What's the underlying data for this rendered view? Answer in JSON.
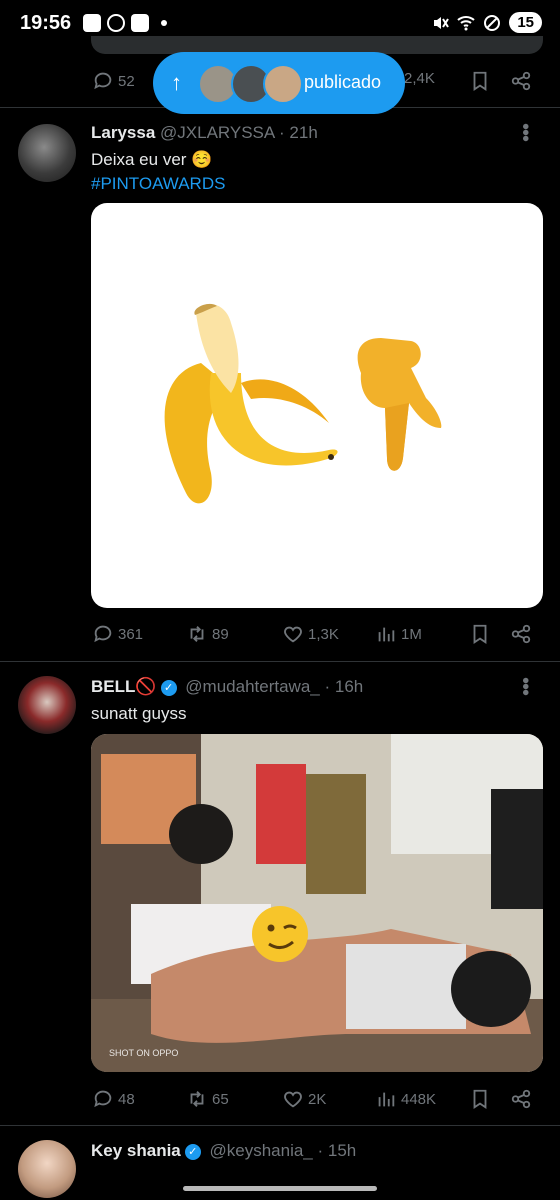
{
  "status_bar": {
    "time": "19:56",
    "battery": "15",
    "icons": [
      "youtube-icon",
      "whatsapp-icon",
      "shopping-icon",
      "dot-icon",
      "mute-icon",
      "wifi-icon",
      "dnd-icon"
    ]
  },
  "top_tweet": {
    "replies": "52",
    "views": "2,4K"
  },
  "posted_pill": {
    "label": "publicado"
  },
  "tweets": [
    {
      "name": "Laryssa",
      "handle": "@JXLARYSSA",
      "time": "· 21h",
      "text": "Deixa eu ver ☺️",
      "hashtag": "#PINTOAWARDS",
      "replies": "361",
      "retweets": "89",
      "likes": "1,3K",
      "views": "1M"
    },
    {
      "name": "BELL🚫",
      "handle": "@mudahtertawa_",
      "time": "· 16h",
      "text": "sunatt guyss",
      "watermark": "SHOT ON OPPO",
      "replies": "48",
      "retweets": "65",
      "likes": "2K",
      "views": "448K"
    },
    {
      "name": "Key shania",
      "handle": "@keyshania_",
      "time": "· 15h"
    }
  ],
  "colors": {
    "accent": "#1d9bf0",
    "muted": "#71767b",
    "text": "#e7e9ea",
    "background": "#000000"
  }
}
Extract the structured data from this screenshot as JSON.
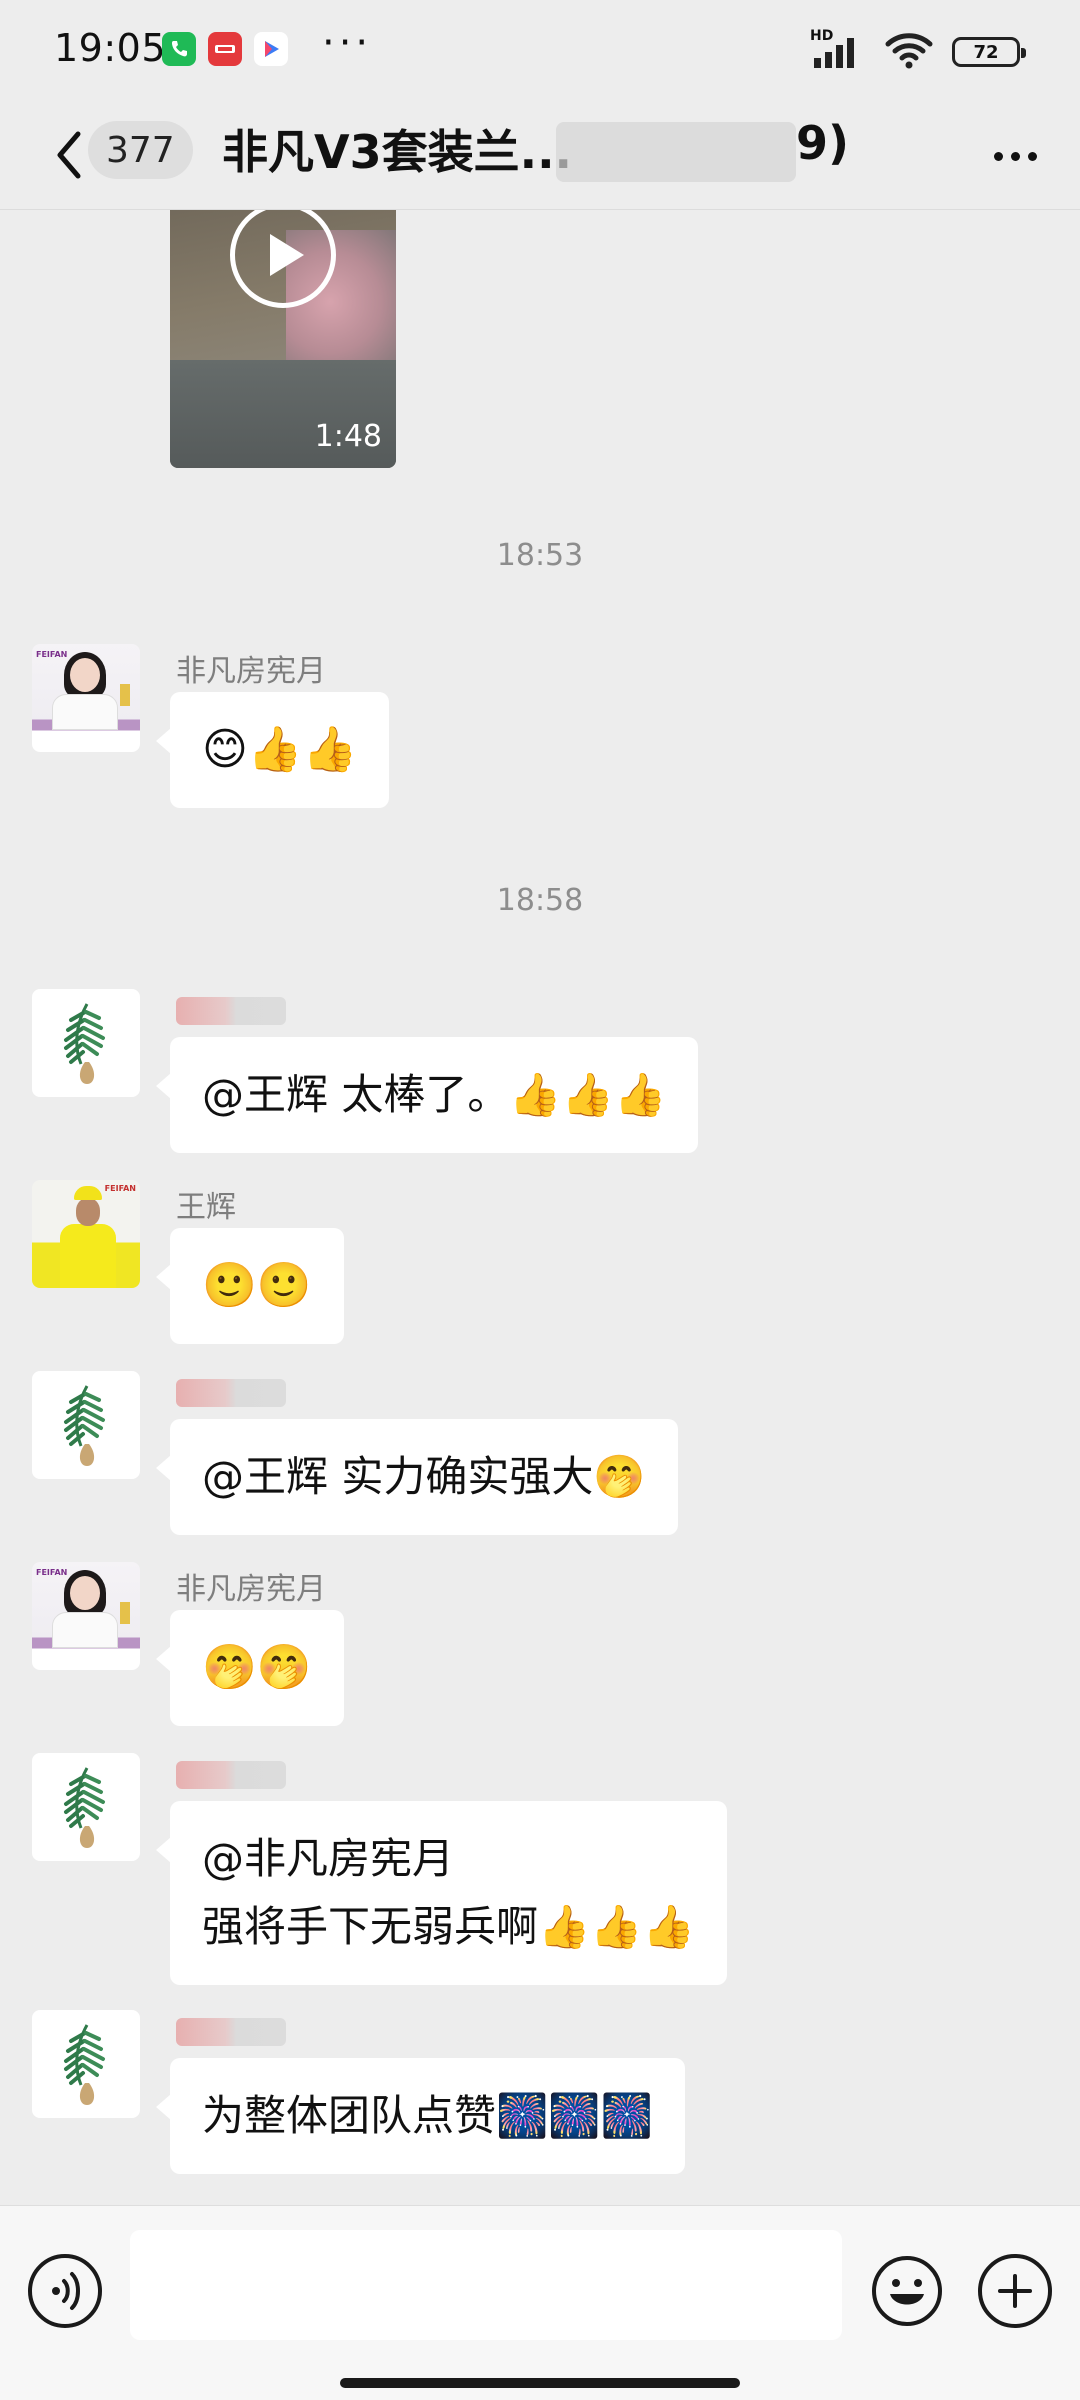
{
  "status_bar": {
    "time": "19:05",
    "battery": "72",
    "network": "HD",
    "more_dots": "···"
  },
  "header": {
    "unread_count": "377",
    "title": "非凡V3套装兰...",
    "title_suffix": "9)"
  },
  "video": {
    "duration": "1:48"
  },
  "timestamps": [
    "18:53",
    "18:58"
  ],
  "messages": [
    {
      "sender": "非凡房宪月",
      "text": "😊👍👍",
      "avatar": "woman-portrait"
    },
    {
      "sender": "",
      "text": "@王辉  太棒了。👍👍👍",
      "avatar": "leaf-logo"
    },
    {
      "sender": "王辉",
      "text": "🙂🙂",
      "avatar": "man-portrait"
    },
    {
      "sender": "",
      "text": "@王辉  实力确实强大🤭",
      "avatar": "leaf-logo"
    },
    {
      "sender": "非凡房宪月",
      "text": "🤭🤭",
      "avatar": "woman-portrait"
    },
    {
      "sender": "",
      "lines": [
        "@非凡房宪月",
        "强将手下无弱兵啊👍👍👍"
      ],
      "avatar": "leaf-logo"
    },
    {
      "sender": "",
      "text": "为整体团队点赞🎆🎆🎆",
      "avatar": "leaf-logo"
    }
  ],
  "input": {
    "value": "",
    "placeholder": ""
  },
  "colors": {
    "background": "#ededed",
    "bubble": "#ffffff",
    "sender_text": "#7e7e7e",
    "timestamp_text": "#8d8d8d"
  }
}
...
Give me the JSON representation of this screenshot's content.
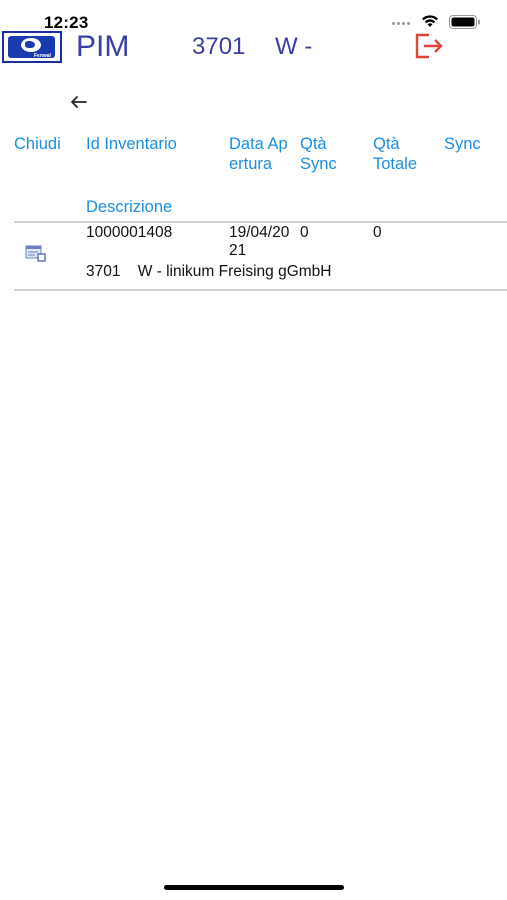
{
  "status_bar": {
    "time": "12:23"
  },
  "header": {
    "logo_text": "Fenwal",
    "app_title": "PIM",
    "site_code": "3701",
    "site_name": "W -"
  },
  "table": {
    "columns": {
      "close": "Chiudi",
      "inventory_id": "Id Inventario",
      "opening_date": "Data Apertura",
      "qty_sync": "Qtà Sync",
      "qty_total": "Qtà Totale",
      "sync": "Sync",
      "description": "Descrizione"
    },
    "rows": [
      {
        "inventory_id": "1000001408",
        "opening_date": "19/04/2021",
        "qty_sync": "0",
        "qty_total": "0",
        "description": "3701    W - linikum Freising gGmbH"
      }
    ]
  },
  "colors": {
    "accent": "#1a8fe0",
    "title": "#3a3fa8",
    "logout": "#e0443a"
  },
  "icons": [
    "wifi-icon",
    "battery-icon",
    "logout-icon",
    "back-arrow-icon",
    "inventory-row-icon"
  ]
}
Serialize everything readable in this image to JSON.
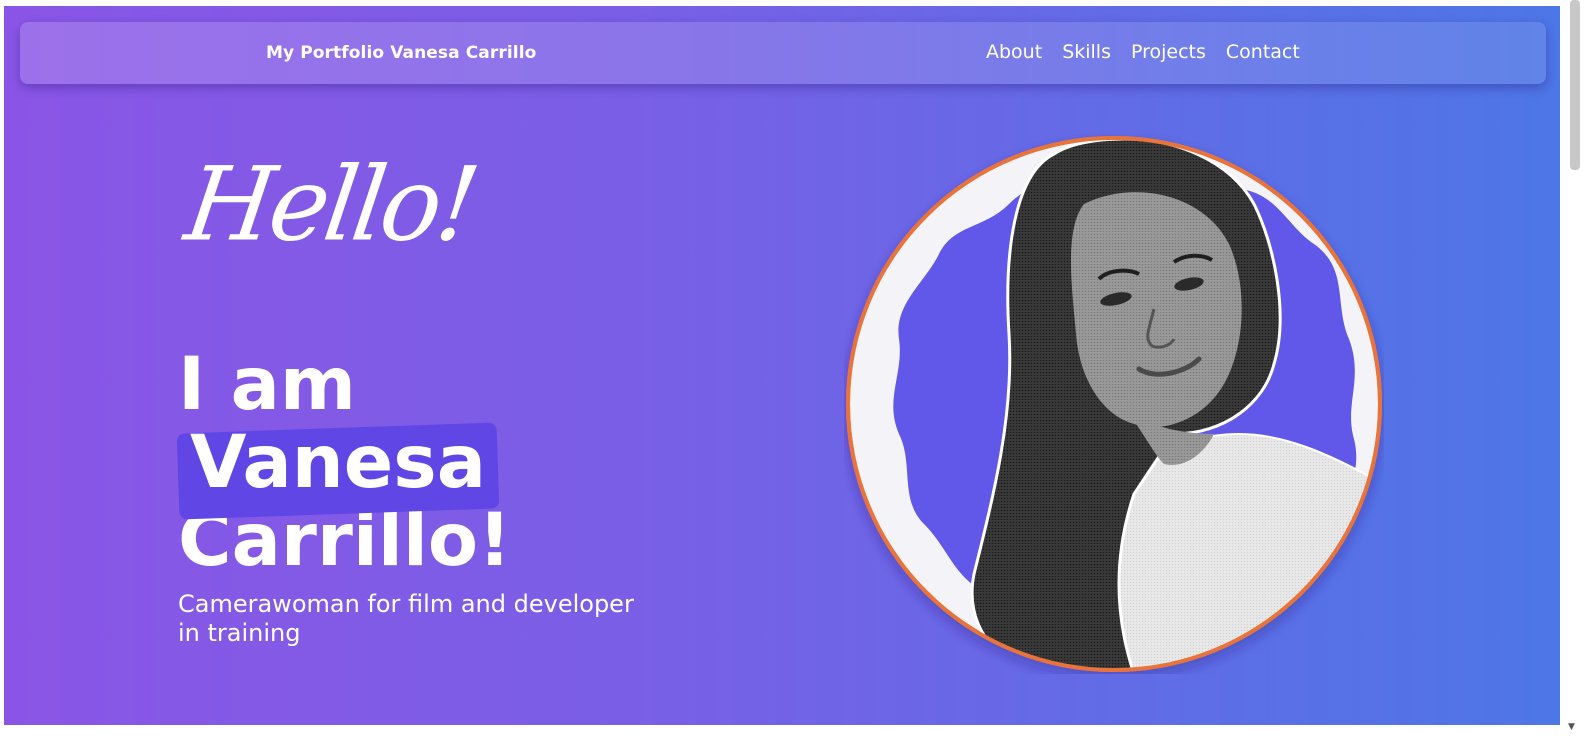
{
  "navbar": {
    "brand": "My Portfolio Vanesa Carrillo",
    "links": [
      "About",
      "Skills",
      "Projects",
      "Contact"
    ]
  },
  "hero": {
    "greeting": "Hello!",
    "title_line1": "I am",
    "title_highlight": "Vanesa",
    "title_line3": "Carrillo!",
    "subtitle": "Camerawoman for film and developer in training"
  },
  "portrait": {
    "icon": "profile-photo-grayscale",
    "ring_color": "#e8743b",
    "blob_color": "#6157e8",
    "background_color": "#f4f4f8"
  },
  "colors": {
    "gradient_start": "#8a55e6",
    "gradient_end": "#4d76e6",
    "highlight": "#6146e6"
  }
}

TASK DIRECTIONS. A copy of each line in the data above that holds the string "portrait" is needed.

EXPECTED OUTPUT.
      "avatar": "woman-portrait"
      "avatar": "man-portrait"
      "avatar": "woman-portrait"
  "portrait": {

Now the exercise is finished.